The dynamic nature of protecting the enterprise technology stack has always been a challenge for security teams. The complexities of this year, however, have forced teams to consider a new set of paradigms and additional risks given the abrupt shift to remote work. Now that managing a distributed team is commonplace for most companies, there’s even more need for flexibility and reliance on cloud-driven technologies. Software-as-a-Service (SaaS) platforms like Microsoft365, Salesforce, and Zoom — which were designed with these principles in mind — have all benefited greatly from this new work climate.
Market share across the public cloud is broken down into three categories: Infrastructure-as-a-Service (IaaS), Platform-as-a-Service (PaaS), and, of course, SaaS. IaaS accounts for 21%, PaaS for 16%, and SaaS for a commanding 63% of the market. Given the consistent rise of COVID-19-driven remote work, it’s likely that enterprises will continue to adopt more SaaS platforms as this shift continues.
Why to prioritize SaaS security for the enterprise
Awareness and remediation of the security risks across IaaS and PaaS is not a new concept. Security teams and the IT and infrastructure teams that support these environments often work closely and have a history of interconnected programs and business processes. Additionally, there is a vast array of tooling and technologies to support security assessment and management of IaaS and PaaS.
SaaS applications operate a bit differently. They’ve been built to empower a wide range of teams across the enterprise. Examples include a system of record for your sales team’s customer data, your development team’s source code, and your people team’s human resource information systems. These SaaS applications are used daily and by many end users with varying degrees of technical familiarity. Due to the volume and complexity, these applications are predominately foreign to security teams and would require time and energy to intimately understand.
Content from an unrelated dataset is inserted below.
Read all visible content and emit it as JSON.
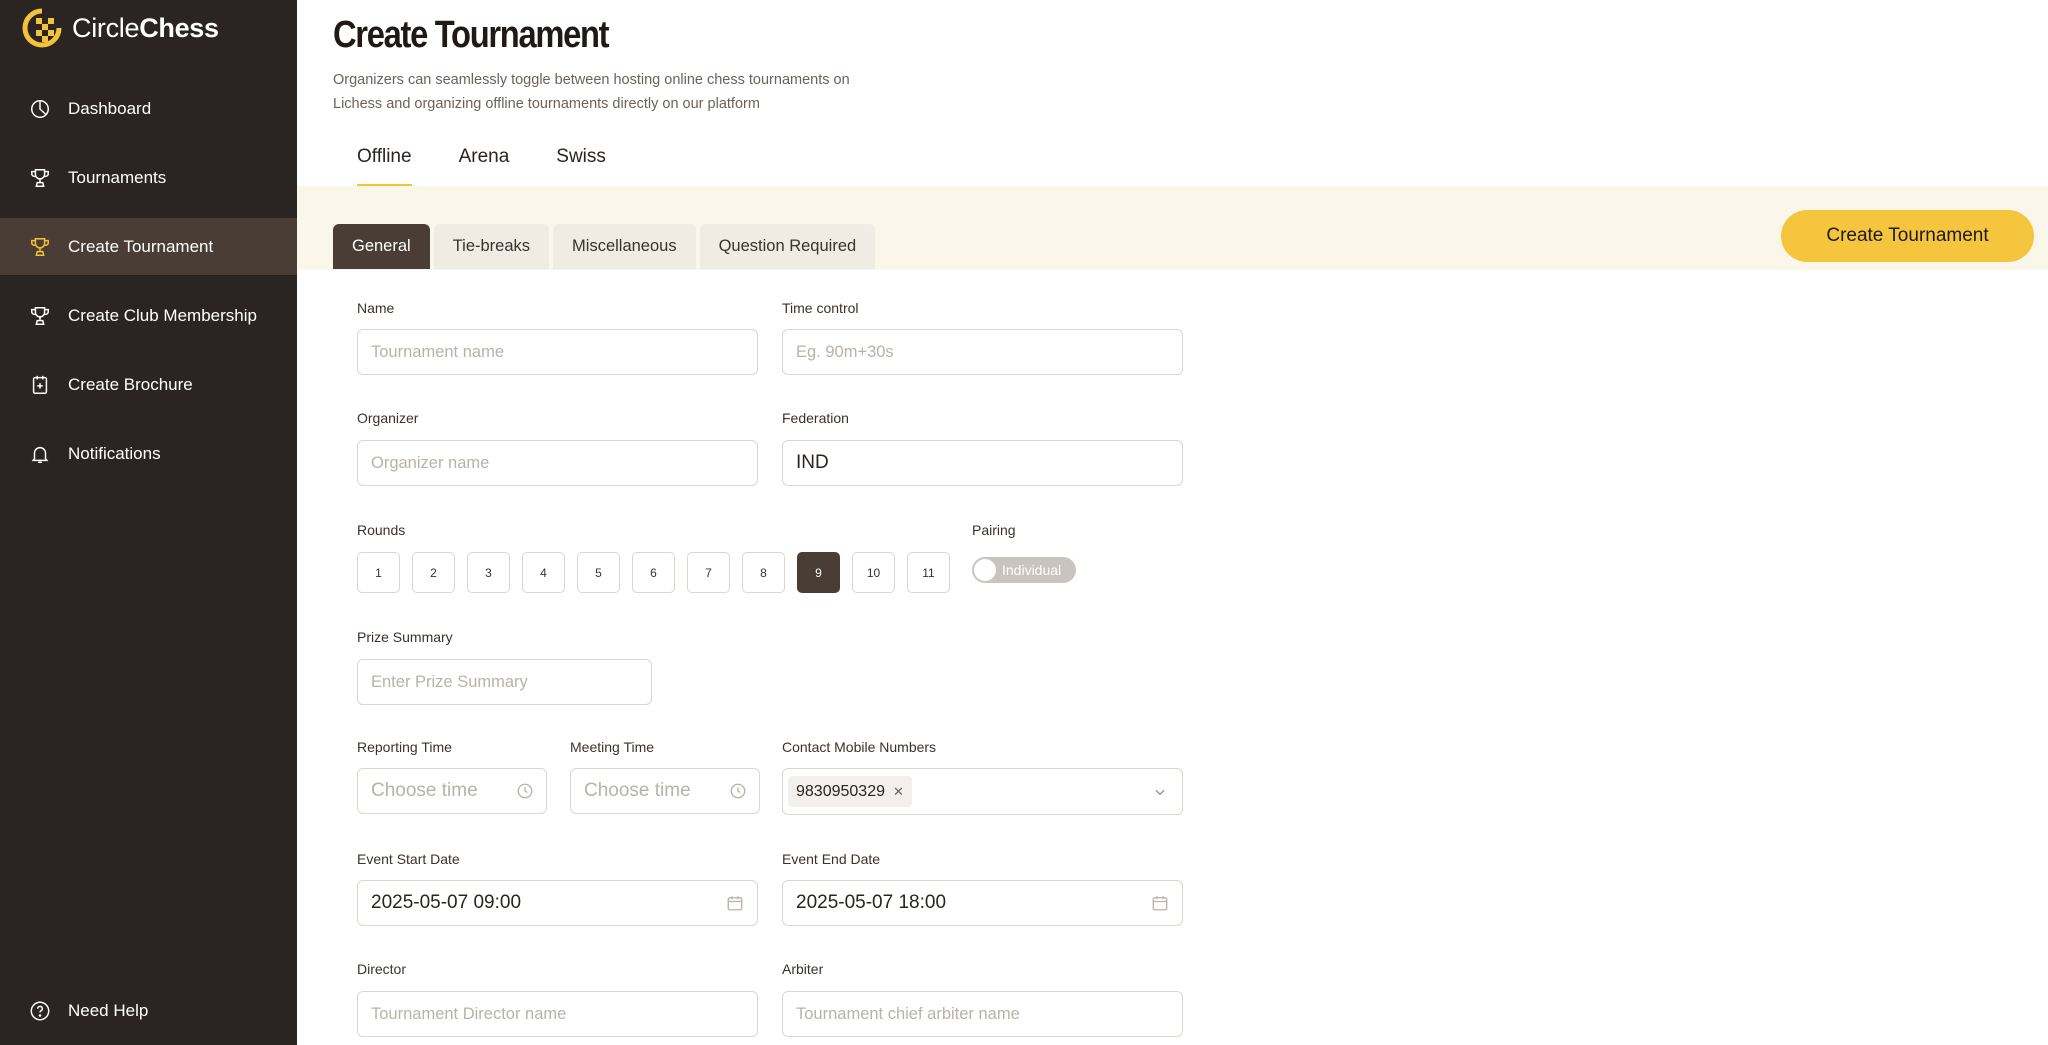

There is also the potential that the security team has had only brief engagements, if any, with the business units that purchase, manage, and support these SaaS applications. At best, the security team may have conducted an initial third party security assessment but the engagement with a SaaS application typically stops there. Due to these limited interactions, it makes it challenging for them to determine the breadth of use or the types of risks and threats posed to the enterprise from these applications once they are fully operational.
On the other hand, the internal teams that support these applications focus on delivering business requirements and functionality and may not be fully armed with the right guidance to properly secure these applications. Finding a balanced approach to fulfilling the needs of the business and properly securing SaaS applications requires a continuous joint effort. To date, this hasn’t occurred with consistency. It’s time to focus energy and resources on this risk vector. SaaS is critical infrastructure, afterall, and should be treated with the same priority as IaaS, PaaS, bare metal, and endpoints.
Wrangling the SaaS security outback
Gartner and the analyst community have taken note of this dilemma. They have warned that misconfigurations in SaaS applications caused by customer mistakes or lack of process oversight has been the leading cause of major cloud security incidents. Security researcher Aaron Costello suggested similar findings when he outlined the reconnaissance and exploitation steps an attacker may use to find and steal data through common SaaS misconfigurations. It’s a great, and necessary, read for anyone who works in security.
Understanding how your business-critical SaaS applications are being used across your company, including who uses them and why, are good first steps in establishing a baseline. How those SaaS applications are managed and administered are important factors as you garner additional awareness of the potential risk landscapes that have been introduced.